I just posted a kind of interim year’s best list, showcasing titles that energized and challenged me thus far in 2010. Novels by Michal Ajvaz, Darin Bradley, Brian Conn, N.K. Jemisin, Karen Lord, Thomas Mullen, Nnedi Okorafor, Dexter Palmer, and Charles Yu are all on the list, with further mentions of McDonald, Lowachee, and Holmes.
I want to focus on the Charles Yu novel, How to Live in a Science Fictional Universe, for a moment, as a kind of corrective.
The novel has gotten its share of praise in high-profile venues like the NYTBR, which published a great (and highly analytical) review. I’m not going to quote from it because it deserves to be read in full.
And then it’s gotten poor reviews from people like Andrew Wheeler, who I really respect as a reviewer, and Publishers Weekly—“Mainstream readers will be baffled by the highly nonlinear Oedipal time travel plot, but the passive, self-obsessed protagonist is straight out of the mainstream fiction that many SF fans love to hate, leaving this book without an audience.”—along with mixed reviews from places like The Book Smugglers. The Amazon reviews thus far are hit-or-miss as well.
I’d just like to say that…those negative reviews do not describe the novel I read at all. I read a very intricate, funny, and often sad book about a dysfunctional relationship between a father and a son against a backdrop of unbelievably amazing SFnal ideas. Some of these reviewers appear to believe Yu’s novel will be dissatisfying to both mainstream and SF readers.

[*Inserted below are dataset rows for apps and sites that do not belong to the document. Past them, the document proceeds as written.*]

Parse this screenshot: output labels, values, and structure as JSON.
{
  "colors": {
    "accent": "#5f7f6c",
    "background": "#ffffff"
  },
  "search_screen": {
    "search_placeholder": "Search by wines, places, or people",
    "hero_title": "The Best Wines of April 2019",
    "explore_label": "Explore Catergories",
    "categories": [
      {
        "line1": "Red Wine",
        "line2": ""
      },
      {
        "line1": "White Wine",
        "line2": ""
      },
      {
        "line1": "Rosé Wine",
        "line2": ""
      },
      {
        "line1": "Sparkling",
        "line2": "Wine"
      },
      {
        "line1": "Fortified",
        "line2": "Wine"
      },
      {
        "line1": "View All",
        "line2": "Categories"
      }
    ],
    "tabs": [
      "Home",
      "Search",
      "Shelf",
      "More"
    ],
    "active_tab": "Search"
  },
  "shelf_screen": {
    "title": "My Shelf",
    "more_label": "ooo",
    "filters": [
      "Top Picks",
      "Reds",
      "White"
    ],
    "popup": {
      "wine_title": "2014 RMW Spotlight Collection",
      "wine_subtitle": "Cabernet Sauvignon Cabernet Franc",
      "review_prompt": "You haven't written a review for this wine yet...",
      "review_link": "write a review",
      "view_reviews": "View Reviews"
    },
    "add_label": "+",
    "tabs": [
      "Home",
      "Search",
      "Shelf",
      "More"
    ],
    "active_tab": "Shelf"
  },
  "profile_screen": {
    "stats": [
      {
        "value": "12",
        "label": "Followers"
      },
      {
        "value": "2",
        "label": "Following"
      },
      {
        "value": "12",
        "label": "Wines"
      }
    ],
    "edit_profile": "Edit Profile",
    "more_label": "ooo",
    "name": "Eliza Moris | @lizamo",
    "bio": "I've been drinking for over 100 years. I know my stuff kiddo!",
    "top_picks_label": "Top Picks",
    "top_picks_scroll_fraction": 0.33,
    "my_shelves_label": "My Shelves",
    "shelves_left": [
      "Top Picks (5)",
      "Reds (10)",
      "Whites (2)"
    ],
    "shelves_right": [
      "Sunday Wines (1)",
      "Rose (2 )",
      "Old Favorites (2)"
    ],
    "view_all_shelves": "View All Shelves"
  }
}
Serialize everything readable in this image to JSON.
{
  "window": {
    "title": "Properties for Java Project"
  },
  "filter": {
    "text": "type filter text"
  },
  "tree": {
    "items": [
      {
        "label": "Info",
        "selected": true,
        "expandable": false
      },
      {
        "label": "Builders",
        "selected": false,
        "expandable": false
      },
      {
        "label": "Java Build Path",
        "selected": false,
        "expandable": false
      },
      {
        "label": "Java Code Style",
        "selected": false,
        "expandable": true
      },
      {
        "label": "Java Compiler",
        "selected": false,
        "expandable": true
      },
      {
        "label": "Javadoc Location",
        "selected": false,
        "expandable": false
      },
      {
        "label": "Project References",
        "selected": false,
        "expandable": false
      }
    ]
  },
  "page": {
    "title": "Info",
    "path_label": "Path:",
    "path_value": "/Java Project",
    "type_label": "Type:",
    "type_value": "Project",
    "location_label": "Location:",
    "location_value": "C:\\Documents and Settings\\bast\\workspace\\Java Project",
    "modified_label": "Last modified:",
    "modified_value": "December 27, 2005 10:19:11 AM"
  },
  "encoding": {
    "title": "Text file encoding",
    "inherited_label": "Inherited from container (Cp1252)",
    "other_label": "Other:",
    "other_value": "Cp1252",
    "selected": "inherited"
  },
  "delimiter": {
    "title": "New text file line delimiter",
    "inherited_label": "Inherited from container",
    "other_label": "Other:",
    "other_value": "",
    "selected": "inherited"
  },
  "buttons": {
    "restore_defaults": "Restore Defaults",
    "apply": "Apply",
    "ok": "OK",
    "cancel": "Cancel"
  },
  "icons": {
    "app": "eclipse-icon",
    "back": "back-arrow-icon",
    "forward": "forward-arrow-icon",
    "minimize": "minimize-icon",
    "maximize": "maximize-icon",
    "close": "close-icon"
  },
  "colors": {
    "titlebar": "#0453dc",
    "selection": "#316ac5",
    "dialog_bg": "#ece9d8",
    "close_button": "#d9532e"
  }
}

I believe that it will be intensely and wonderfully satisfying for most all of those readers, if they’ll just do the book the favor of ignoring these mediocre reviews and come to the book with an open mind.
I certainly respect the validity of the negative opinions, but I also know that sometimes novels that cross genres and approaches to fiction like this one does can be severely misinterpreted, and not enjoyed for the truly unique qualities they bring to readers.
I thought this was one of the best SF novels of the year, and I hope that readers will reject the idea of (1) a book being just one thing and (2) being just one thing themselves, and pick up this awesome book.